Exercise – Using the material that follows, identify and copy each line with the string "beneden".

+++

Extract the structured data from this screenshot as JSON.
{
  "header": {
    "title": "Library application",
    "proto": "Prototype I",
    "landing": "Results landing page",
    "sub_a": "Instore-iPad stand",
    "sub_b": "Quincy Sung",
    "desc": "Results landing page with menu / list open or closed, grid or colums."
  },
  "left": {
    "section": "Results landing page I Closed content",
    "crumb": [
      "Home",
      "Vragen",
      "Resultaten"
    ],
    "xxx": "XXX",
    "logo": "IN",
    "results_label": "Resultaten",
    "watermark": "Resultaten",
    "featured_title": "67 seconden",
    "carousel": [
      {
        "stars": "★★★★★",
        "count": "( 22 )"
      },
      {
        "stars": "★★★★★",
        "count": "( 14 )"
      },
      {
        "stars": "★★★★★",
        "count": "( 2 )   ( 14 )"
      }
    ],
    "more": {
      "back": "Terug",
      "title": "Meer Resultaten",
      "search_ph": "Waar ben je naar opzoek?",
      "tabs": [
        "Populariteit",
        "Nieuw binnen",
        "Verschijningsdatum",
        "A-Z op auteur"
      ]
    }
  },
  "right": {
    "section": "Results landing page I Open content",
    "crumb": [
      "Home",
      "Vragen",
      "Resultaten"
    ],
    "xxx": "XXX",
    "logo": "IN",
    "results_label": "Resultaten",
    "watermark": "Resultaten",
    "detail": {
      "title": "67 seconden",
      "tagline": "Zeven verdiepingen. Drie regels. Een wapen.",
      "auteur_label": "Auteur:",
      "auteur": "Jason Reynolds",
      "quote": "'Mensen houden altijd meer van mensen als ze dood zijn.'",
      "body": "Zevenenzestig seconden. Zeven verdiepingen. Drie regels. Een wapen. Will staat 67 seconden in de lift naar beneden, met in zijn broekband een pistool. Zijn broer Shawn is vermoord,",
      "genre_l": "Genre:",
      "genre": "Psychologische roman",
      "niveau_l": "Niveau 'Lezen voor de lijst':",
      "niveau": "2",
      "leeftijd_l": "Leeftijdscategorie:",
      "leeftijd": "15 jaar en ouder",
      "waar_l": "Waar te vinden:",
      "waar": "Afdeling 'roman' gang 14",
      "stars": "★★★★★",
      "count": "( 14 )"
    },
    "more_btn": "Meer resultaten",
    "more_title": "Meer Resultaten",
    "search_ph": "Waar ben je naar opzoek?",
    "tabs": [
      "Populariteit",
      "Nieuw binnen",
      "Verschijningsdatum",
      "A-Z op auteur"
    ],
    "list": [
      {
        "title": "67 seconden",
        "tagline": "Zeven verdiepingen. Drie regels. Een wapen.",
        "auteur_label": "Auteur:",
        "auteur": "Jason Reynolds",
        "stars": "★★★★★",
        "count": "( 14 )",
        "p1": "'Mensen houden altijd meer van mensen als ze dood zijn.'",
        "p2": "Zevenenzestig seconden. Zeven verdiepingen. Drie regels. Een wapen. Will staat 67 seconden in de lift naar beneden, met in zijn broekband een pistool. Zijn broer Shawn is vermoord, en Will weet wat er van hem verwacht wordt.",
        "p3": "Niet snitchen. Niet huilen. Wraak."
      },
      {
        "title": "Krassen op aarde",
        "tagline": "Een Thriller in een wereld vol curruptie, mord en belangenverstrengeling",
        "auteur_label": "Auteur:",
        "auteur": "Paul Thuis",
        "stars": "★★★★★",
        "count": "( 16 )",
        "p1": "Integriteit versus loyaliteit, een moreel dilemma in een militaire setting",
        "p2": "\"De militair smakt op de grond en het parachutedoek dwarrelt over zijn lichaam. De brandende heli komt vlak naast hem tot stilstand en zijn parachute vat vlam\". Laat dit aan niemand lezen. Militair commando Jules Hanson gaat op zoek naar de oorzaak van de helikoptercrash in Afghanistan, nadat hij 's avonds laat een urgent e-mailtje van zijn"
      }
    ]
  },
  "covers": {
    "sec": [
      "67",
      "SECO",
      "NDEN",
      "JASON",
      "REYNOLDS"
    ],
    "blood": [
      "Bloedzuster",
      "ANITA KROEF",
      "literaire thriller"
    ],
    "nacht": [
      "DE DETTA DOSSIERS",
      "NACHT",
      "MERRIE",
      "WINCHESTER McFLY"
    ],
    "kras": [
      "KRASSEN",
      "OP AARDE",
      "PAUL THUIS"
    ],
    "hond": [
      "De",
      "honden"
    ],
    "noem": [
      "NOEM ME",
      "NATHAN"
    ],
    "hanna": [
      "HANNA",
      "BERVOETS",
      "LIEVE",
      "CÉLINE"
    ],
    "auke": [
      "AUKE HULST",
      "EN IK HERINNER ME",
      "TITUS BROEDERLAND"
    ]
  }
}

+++

Result –
      "body": "Zevenenzestig seconden. Zeven verdiepingen. Drie regels. Een wapen. Will staat 67 seconden in de lift naar beneden, met in zijn broekband een pistool. Zijn broer Shawn is vermoord,",
        "p2": "Zevenenzestig seconden. Zeven verdiepingen. Drie regels. Een wapen. Will staat 67 seconden in de lift naar beneden, met in zijn broekband een pistool. Zijn broer Shawn is vermoord, en Will weet wat er van hem verwacht wordt.",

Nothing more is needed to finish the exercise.